British Transport Commission
Records of the British Transport Commission: general administrative, legal and financial papers and correspondence 1948-1962, solicitor's papers 1950-1960, assistant general manager's (commercial) papers 1952-1964, film agreements 1951-1971, publications 1948-1959, printed material kept for information by the British Transport Commission 1888-1961.
These records are available immediately for research
The British Transport Commission was formed as a public authority on 1 January 1948 under the Transport Act of 1947. Under the Act most of Britain's inland transport was nationalised including railways, railway-owned ports, hotels, waterways, much of the country's road haulage and those inland waterways that had come under government control during World War II. Executives were formed for each of the transport industries - the Railway Executive, divided into 6 regions and headquarters; the Road Transport Executive, divided into 8 regions and headquarters; the London Transport Executive; the Docks and Inland Waterways Executive, divided into headquarters, Inland Waterways which had 6 divisions; Docks which had 4 divisions and the Hotels Executive. In 1953 a new Transport Act was passed and the British Transport Commission was reorganised, abolishing the executives and bringing in new divisions - British Railways, London Transport, British Road Services, Road Passenger Services, British Transport Docks, British Transport Waterways and British Transport Hotels and Catering Services. British Transport Waterways retained those docks associated with inland waterways, the other docks being managed separately. Responsibility was also taken for the Forth and Clyde and Monkland canals in Scotland. In 1955 British Transport Waterways dropped the word 'Transport' from their title becoming British Waterways, the structure again being retained. The prescribed navigable system remained under British Waterways and the British Transport Commission agreed to maintain waterways to their current standards, and to undertake engineering and financial surveys into the possibility of making the Grand Union Canal a broad waterway from the Port of London to Birmingham. In 1959 an Inland Waterways Redevelopment Advisory Committee was set up to deal with those outside the system. Improvements to the system included the upgrading of many of British Transport Commission's properties such as cottages as well as operational equipment such as pumping stations. Other modernisation included the building of welfare facilities for boatmen at Hawkesbury, Wolverhampton and Bulls Bridge and the addition of sanitary facilities at repair yards.

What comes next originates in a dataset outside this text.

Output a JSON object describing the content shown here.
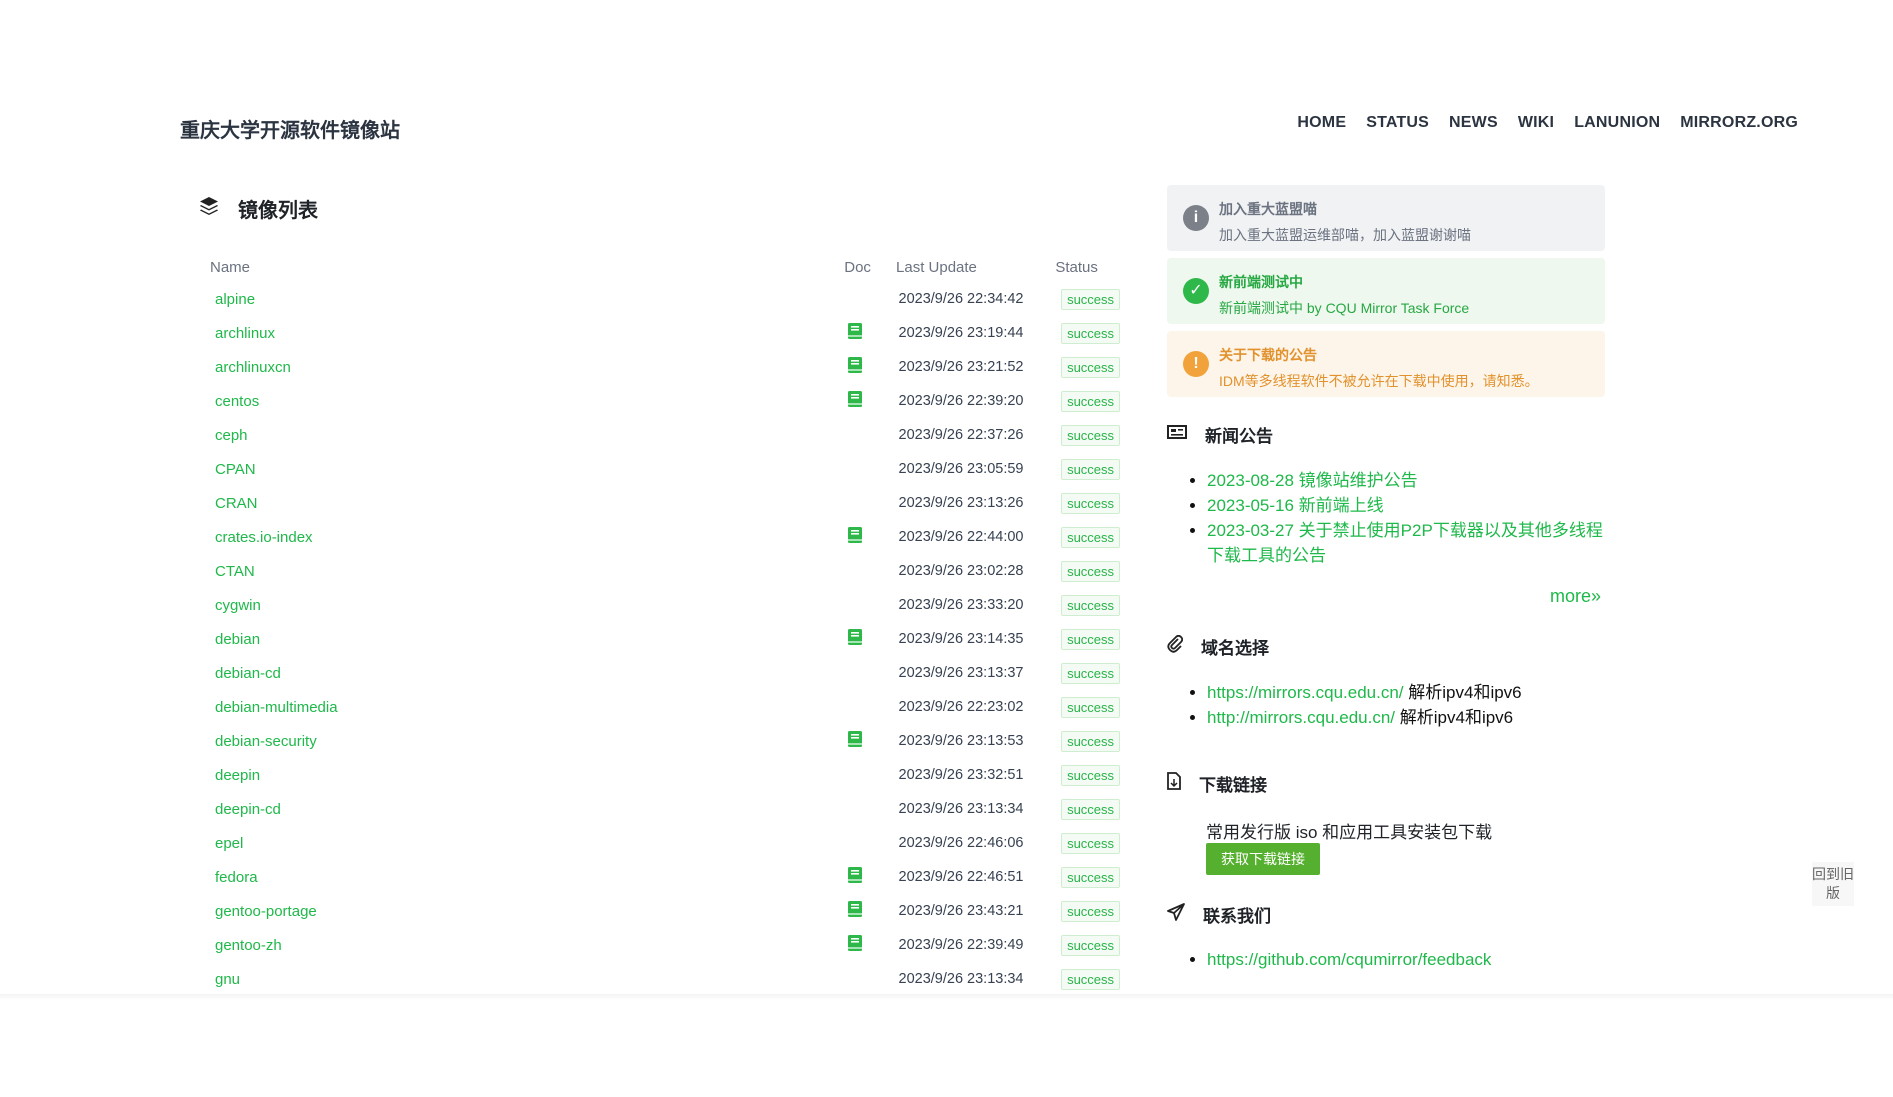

Following the nationalisation of transport in 1948, the British Transport Commission set up its own in-house film production and distribution system called British Transport Films. It became one of the largest industrial film units in Britain producing films classed under three types: Public Relations and Information, Travel Promotion and Staff Instruction and Training. The Transport Act of 1962 reorganised the nationalised transport industries abolishing the commissions including the British Transport Commission. In their place independent boards were established, that for the waterways being known as the British Waterways Board. For further information on the British Transport Commission see Edward Paget-Tomlinson's 'The Illustrated History of Canals & River Navigations'.
It has not been possible to ascertain the complete original structure of record-keeping from the records held for this company. The fonds has been arranged into series by subject, which is how some of the records could originally have been kept. The company's general administrative, legal and financial papers and correspondence have been placed first, followed by solicitor's papers and then the assistant general manager's (commercial) papers. These are followed by film agreements then publications. At the end of the collection is printed material kept for information by the British Transport Commission. The records within these series have been arranged chronologically while keeping records relating to each other together. This means that some records may fall slightly out of the chronological sequence.